Judge Jeffrey Berry granted Christopher Porco freedom, but at a hefty price -- $250,000 in cash or $1 million bond, indicating he's not a flight risk.
Legal Analyst Paul DerOhannesian said, "There was a lengthy time when he was under suspicion, identified as the person of interest, the suspect in the case, he doesn't leave, has ties to the community, the questions of proof in the case, issues of motive in the case. Together, the judge is well within his discretion in setting bail."
Albany County District Attorney David Soares said, "$250,000 cash or $1 million in bond is unprecedented in Albany County, and it's just one step in the path of presenting our case to the jury."
Christopher Porco's lawyer, Terry Kindlon, said he's grateful for the judge's decision. He and family friend John Polster hope to have Christopher home by early next week.
"They're disappointed that he's still there. They were hoping the judge was going to set bail last Wednesday. It took close to two weeks before we got into court. We'd like to see him out as soon as possible," said Polster.
Now, it's a matter of coming up with that much money. Already, several people have come forward offering to put up their homes for bail -- Polster being one of them. He said there's also a chance they'll come up with the cash.
"Right now, the family is in the process of examining options, what can be put together and how quickly each option can be put together," said Polster.
The District Attorney's office was very adamant at last week's bail hearing that Porco not be granted bail, but Soares said he respects the judge's decision.
"The judge took an opportunity to read the grand jury minutes and made his decision. We're excited about it. The ball is rolling. We're going to be heading to trial relatively soon," said Soares.

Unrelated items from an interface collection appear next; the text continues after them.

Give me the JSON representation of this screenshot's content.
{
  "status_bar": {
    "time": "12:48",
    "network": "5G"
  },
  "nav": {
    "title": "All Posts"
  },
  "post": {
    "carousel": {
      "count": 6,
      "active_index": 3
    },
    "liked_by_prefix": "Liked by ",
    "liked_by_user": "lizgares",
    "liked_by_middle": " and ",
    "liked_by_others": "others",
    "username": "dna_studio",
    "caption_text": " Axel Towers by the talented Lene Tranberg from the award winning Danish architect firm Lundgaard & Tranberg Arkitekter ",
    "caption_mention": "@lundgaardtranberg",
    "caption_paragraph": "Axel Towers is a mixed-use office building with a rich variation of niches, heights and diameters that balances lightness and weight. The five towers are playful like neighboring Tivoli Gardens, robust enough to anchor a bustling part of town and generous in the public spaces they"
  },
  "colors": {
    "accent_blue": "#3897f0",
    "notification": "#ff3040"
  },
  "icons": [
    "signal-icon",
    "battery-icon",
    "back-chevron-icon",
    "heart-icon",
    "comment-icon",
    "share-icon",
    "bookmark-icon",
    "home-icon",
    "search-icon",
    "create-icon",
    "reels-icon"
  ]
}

Both Kindlon and Soares are looking to begin the trial as early as April.